Therefore, osogbo is plentiful, rules the earth and is found everywhere, while iré is singular in nature and only gets one chance to be present. He is undependable and unpredictable, thus osogbo tends to prevail in most situations.
If There is No Evil, There Can Be No Good
“If there is no evil, there can be no good.” thus speaks the odu Okana Meji (1-1) and it explains to use that without the evil experiences we go through in life, we will never be given an impetus to strive to better ourselves. Without the relative experiences of evil, mankind does not appreciate good. Without tense and trying moments, we will never know how relaxing and blessed those moments of iré really are. Without the trials and tribulations we face, we would never have ebó and we would never be able to petition Elegguá or the other orishas, to open our roads, change our fates and better our lives. This is the essence of Okana Meji (1-1) and of the nature of Iré and Osogbo.
The diloggún divination system works in such a manner that it determines whether the client who is being read is in a state of iré or osogbo. We ask only once to see if the person is in iré (blessings). If they are not, then they are in osogbo (misfortunes) and the type of misfortune is identified. The way diloggún works, the orisha who is speaking through his or her shells advises the client how to avoid or get themselves out of osogbo through behavioral modifications, taboos and ebó.
Ebó is unique in that it allows us to change our fates. It magically seals a pact with the orisha or egun offering to help us, so that they can lift osogbo off of us and return us to a state of iré. The necessary offering or ebó is marked in the divination and once the client completes his obligatory ebó he is brought back into a state of iré.
But always remember, iré is transitory. Iré is unpredictable. Osogbo rules this world. We will always face osogbo and will always need to do ebó to help get osogbo off our backs. We are in a perpetual struggle to attain and maintain iré and the orishas, divination and ebó are our keys to getting there.
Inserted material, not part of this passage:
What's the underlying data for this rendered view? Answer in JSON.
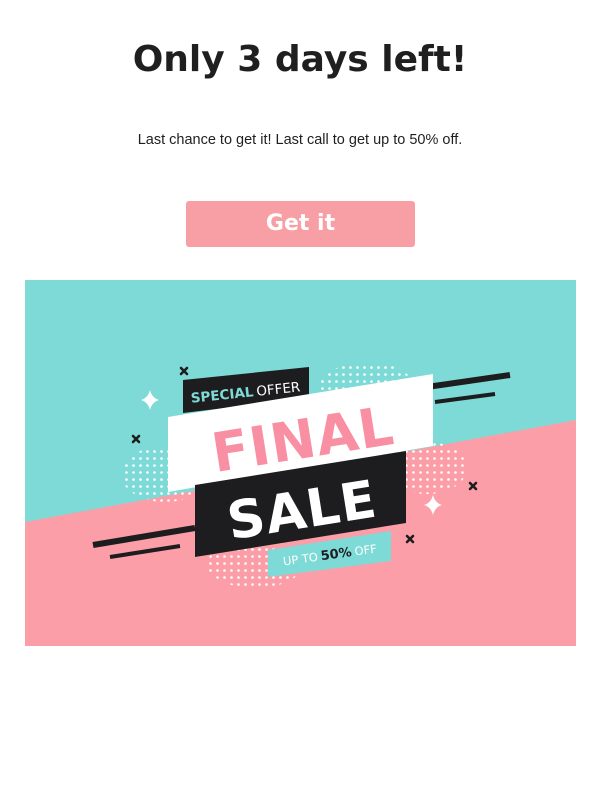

- Working with Ancestors in Espiritismo
- Honoring Ancestors in the Traditional Lucumí Way
- Dec. 4 – Feast Day of St. Barbara/Changó
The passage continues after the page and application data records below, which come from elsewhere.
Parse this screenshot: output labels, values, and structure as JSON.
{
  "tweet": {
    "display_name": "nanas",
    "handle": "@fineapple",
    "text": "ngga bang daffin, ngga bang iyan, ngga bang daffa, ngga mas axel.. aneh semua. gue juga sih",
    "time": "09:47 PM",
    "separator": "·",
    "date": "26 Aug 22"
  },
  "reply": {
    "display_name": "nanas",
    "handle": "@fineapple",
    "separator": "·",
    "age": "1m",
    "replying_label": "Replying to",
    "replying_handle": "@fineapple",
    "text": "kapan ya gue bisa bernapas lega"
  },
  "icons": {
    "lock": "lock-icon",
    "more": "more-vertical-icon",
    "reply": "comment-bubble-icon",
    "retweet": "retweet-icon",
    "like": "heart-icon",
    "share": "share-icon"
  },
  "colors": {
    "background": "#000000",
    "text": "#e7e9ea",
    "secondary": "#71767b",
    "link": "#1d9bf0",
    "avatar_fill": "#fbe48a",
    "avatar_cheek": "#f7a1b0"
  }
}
- How to Learn Santería – Studying the Religion
- The Lessons of Obara Meji
- What’s the Difference Between Legba, Eleggua, Eshu and Exu?!
- Rev. Dr. E. at the Missionary Independent Hoodoo Workshops 2013
- Announcement (8)
- Ceremonies (4)
- Clarifying Misconceptions (11)
- Classes (3)
- Divination (2)
- History (1)
- How To (3)
- Missionary Independent Spiritual Church (1)
- Odu (1)
- Orishas (7)
- Religious Differences (3)
- Religious Practices (9)
- Religious Tenets (3)
- Responses (1)
- SAFE Alerts (6)
- Spirits and Ancestors (4)
- Terminology (9)
- Uncategorized (1)